Task to carry out:
Each entry that follows is to be duplicated exactly, without its images.

[Records drawn from a dataset]
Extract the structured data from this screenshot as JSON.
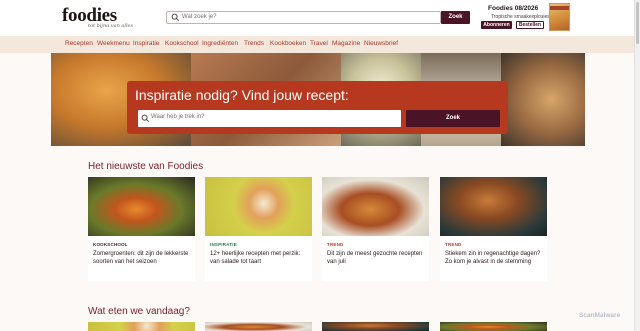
{
  "header": {
    "logo": "foodies",
    "tagline": "tot bijna van alles",
    "search_placeholder": "Wat zoek je?",
    "search_button": "Zoek",
    "magazine_title": "Foodies 08/2026",
    "magazine_subtitle": "Tropische smaakexplosies",
    "subscribe_button": "Abonneren",
    "order_button": "Bestellen"
  },
  "nav": {
    "items": [
      "Recepten",
      "Weekmenu",
      "Inspiratie",
      "Kookschool",
      "Ingrediënten",
      "Trends",
      "Kookboeken",
      "Travel",
      "Magazine",
      "Nieuwsbrief"
    ]
  },
  "hero": {
    "title": "Inspiratie nodig? Vind jouw recept:",
    "search_placeholder": "Waar heb je trek in?",
    "search_button": "Zoek"
  },
  "news": {
    "heading": "Het nieuwste van Foodies",
    "cards": [
      {
        "tag": "KOOKSCHOOL",
        "tag_color": "#4a1426",
        "title": "Zomergroenten: dit zijn de lekkerste soorten van het seizoen"
      },
      {
        "tag": "INSPIRATIE",
        "tag_color": "#1f7a4a",
        "title": "12+ heerlijke recepten met perzik: van salade tot taart"
      },
      {
        "tag": "TREND",
        "tag_color": "#c0392b",
        "title": "Dit zijn de meest gezochte recepten van juli"
      },
      {
        "tag": "TREND",
        "tag_color": "#c0392b",
        "title": "Stiekem zin in regenachtige dagen? Zo kom je alvast in de stemming"
      }
    ]
  },
  "today": {
    "heading": "Wat eten we vandaag?"
  },
  "watermark": "ScanMalware",
  "colors": {
    "brand_dark": "#4a1426",
    "accent_red": "#b5381f",
    "nav_bg": "#f4e7dc",
    "nav_text": "#b0382a"
  }
}
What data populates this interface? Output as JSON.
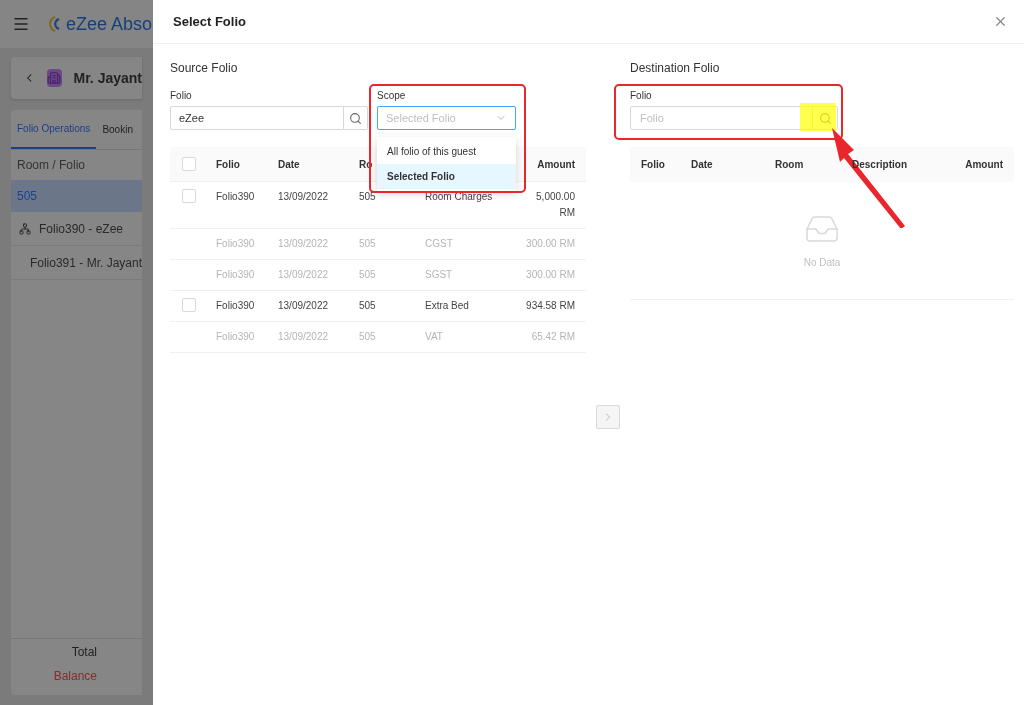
{
  "app": {
    "logo_text": "eZee Abso",
    "guest_name": "Mr. Jayant",
    "tabs": [
      {
        "label": "Folio Operations",
        "selected": true
      },
      {
        "label": "Bookin",
        "selected": false
      }
    ],
    "list_header": "Room / Folio",
    "rooms": [
      {
        "label": "505",
        "selected": true,
        "children": [
          {
            "label": "Folio390 - eZee",
            "kind": "linked"
          },
          {
            "label": "Folio391 - Mr. Jayant",
            "kind": "plain"
          }
        ]
      }
    ],
    "totals": [
      {
        "label": "Total",
        "kind": "normal"
      },
      {
        "label": "Balance",
        "kind": "alert"
      }
    ]
  },
  "dialog": {
    "title": "Select Folio",
    "source": {
      "heading": "Source Folio",
      "folio_field": {
        "label": "Folio",
        "value": "eZee"
      },
      "scope": {
        "label": "Scope",
        "placeholder": "Selected Folio",
        "expanded": true,
        "options": [
          {
            "label": "All folio of this guest",
            "selected": false
          },
          {
            "label": "Selected Folio",
            "selected": true
          }
        ]
      },
      "select_all_checked": false,
      "columns": {
        "folio": "Folio",
        "date": "Date",
        "room": "Ro",
        "amount": "Amount"
      },
      "rows": [
        {
          "folio": "Folio390",
          "date": "13/09/2022",
          "room": "505",
          "description": "Room Charges",
          "amount": "5,000.00 RM",
          "selectable": true,
          "checked": false
        },
        {
          "folio": "Folio390",
          "date": "13/09/2022",
          "room": "505",
          "description": "CGST",
          "amount": "300.00 RM",
          "selectable": false
        },
        {
          "folio": "Folio390",
          "date": "13/09/2022",
          "room": "505",
          "description": "SGST",
          "amount": "300.00 RM",
          "selectable": false
        },
        {
          "folio": "Folio390",
          "date": "13/09/2022",
          "room": "505",
          "description": "Extra Bed",
          "amount": "934.58 RM",
          "selectable": true,
          "checked": false
        },
        {
          "folio": "Folio390",
          "date": "13/09/2022",
          "room": "505",
          "description": "VAT",
          "amount": "65.42 RM",
          "selectable": false
        }
      ]
    },
    "transfer_disabled": true,
    "destination": {
      "heading": "Destination Folio",
      "folio_field": {
        "label": "Folio",
        "placeholder": "Folio"
      },
      "columns": {
        "folio": "Folio",
        "date": "Date",
        "room": "Room",
        "description": "Description",
        "amount": "Amount"
      },
      "empty_text": "No Data"
    }
  }
}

Reply:
Extract the structured data from this screenshot as JSON.
{
  "header": {
    "logo": "foodies",
    "tagline": "tot bijna van alles",
    "search_placeholder": "Wat zoek je?",
    "search_button": "Zoek",
    "magazine_title": "Foodies 08/2026",
    "magazine_subtitle": "Tropische smaakexplosies",
    "subscribe_button": "Abonneren",
    "order_button": "Bestellen"
  },
  "nav": {
    "items": [
      "Recepten",
      "Weekmenu",
      "Inspiratie",
      "Kookschool",
      "Ingrediënten",
      "Trends",
      "Kookboeken",
      "Travel",
      "Magazine",
      "Nieuwsbrief"
    ]
  },
  "hero": {
    "title": "Inspiratie nodig? Vind jouw recept:",
    "search_placeholder": "Waar heb je trek in?",
    "search_button": "Zoek"
  },
  "news": {
    "heading": "Het nieuwste van Foodies",
    "cards": [
      {
        "tag": "KOOKSCHOOL",
        "tag_color": "#4a1426",
        "title": "Zomergroenten: dit zijn de lekkerste soorten van het seizoen"
      },
      {
        "tag": "INSPIRATIE",
        "tag_color": "#1f7a4a",
        "title": "12+ heerlijke recepten met perzik: van salade tot taart"
      },
      {
        "tag": "TREND",
        "tag_color": "#c0392b",
        "title": "Dit zijn de meest gezochte recepten van juli"
      },
      {
        "tag": "TREND",
        "tag_color": "#c0392b",
        "title": "Stiekem zin in regenachtige dagen? Zo kom je alvast in de stemming"
      }
    ]
  },
  "today": {
    "heading": "Wat eten we vandaag?"
  },
  "watermark": "ScanMalware",
  "colors": {
    "brand_dark": "#4a1426",
    "accent_red": "#b5381f",
    "nav_bg": "#f4e7dc",
    "nav_text": "#b0382a"
  }
}
What data populates this interface? Output as JSON.
{
  "app": {
    "logo_text": "eZee Abso",
    "guest_name": "Mr. Jayant",
    "tabs": [
      {
        "label": "Folio Operations",
        "selected": true
      },
      {
        "label": "Bookin",
        "selected": false
      }
    ],
    "list_header": "Room / Folio",
    "rooms": [
      {
        "label": "505",
        "selected": true,
        "children": [
          {
            "label": "Folio390 - eZee",
            "kind": "linked"
          },
          {
            "label": "Folio391 - Mr. Jayant",
            "kind": "plain"
          }
        ]
      }
    ],
    "totals": [
      {
        "label": "Total",
        "kind": "normal"
      },
      {
        "label": "Balance",
        "kind": "alert"
      }
    ]
  },
  "dialog": {
    "title": "Select Folio",
    "source": {
      "heading": "Source Folio",
      "folio_field": {
        "label": "Folio",
        "value": "eZee"
      },
      "scope": {
        "label": "Scope",
        "placeholder": "Selected Folio",
        "expanded": true,
        "options": [
          {
            "label": "All folio of this guest",
            "selected": false
          },
          {
            "label": "Selected Folio",
            "selected": true
          }
        ]
      },
      "select_all_checked": false,
      "columns": {
        "folio": "Folio",
        "date": "Date",
        "room": "Ro",
        "amount": "Amount"
      },
      "rows": [
        {
          "folio": "Folio390",
          "date": "13/09/2022",
          "room": "505",
          "description": "Room Charges",
          "amount": "5,000.00 RM",
          "selectable": true,
          "checked": false
        },
        {
          "folio": "Folio390",
          "date": "13/09/2022",
          "room": "505",
          "description": "CGST",
          "amount": "300.00 RM",
          "selectable": false
        },
        {
          "folio": "Folio390",
          "date": "13/09/2022",
          "room": "505",
          "description": "SGST",
          "amount": "300.00 RM",
          "selectable": false
        },
        {
          "folio": "Folio390",
          "date": "13/09/2022",
          "room": "505",
          "description": "Extra Bed",
          "amount": "934.58 RM",
          "selectable": true,
          "checked": false
        },
        {
          "folio": "Folio390",
          "date": "13/09/2022",
          "room": "505",
          "description": "VAT",
          "amount": "65.42 RM",
          "selectable": false
        }
      ]
    },
    "transfer_disabled": true,
    "destination": {
      "heading": "Destination Folio",
      "folio_field": {
        "label": "Folio",
        "placeholder": "Folio"
      },
      "columns": {
        "folio": "Folio",
        "date": "Date",
        "room": "Room",
        "description": "Description",
        "amount": "Amount"
      },
      "empty_text": "No Data"
    }
  }
}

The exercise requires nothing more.